→ **DIRECTIONS FOR THIS TASK**
Give an exact copy of the data that follows.

→ **SOURCE INFORMATION**
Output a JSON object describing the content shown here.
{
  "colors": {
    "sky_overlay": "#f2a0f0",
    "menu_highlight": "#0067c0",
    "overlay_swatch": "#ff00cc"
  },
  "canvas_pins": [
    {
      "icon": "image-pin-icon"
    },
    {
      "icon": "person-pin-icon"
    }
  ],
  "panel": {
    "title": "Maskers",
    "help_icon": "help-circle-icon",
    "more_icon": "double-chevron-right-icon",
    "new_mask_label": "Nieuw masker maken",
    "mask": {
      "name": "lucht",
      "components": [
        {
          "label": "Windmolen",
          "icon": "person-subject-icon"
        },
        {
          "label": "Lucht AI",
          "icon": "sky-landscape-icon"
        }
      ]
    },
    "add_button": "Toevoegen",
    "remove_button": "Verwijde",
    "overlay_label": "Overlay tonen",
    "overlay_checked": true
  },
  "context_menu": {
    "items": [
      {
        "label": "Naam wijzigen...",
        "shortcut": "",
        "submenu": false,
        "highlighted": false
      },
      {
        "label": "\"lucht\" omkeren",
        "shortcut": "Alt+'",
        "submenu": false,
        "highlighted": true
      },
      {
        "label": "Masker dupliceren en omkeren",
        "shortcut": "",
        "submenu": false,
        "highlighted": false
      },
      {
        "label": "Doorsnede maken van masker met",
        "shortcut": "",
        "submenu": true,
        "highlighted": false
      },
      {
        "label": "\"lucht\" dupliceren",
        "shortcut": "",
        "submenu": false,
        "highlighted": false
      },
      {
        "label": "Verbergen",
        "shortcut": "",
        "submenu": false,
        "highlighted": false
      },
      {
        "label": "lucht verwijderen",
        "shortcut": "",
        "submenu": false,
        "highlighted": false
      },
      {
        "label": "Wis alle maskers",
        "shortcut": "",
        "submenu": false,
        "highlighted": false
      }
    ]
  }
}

→ **TASK SOLUTION**
Output a JSON object describing the content shown here.
{
  "colors": {
    "sky_overlay": "#f2a0f0",
    "menu_highlight": "#0067c0",
    "overlay_swatch": "#ff00cc"
  },
  "canvas_pins": [
    {
      "icon": "image-pin-icon"
    },
    {
      "icon": "person-pin-icon"
    }
  ],
  "panel": {
    "title": "Maskers",
    "help_icon": "help-circle-icon",
    "more_icon": "double-chevron-right-icon",
    "new_mask_label": "Nieuw masker maken",
    "mask": {
      "name": "lucht",
      "components": [
        {
          "label": "Windmolen",
          "icon": "person-subject-icon"
        },
        {
          "label": "Lucht AI",
          "icon": "sky-landscape-icon"
        }
      ]
    },
    "add_button": "Toevoegen",
    "remove_button": "Verwijde",
    "overlay_label": "Overlay tonen",
    "overlay_checked": true
  },
  "context_menu": {
    "items": [
      {
        "label": "Naam wijzigen...",
        "shortcut": "",
        "submenu": false,
        "highlighted": false
      },
      {
        "label": "\"lucht\" omkeren",
        "shortcut": "Alt+'",
        "submenu": false,
        "highlighted": true
      },
      {
        "label": "Masker dupliceren en omkeren",
        "shortcut": "",
        "submenu": false,
        "highlighted": false
      },
      {
        "label": "Doorsnede maken van masker met",
        "shortcut": "",
        "submenu": true,
        "highlighted": false
      },
      {
        "label": "\"lucht\" dupliceren",
        "shortcut": "",
        "submenu": false,
        "highlighted": false
      },
      {
        "label": "Verbergen",
        "shortcut": "",
        "submenu": false,
        "highlighted": false
      },
      {
        "label": "lucht verwijderen",
        "shortcut": "",
        "submenu": false,
        "highlighted": false
      },
      {
        "label": "Wis alle maskers",
        "shortcut": "",
        "submenu": false,
        "highlighted": false
      }
    ]
  }
}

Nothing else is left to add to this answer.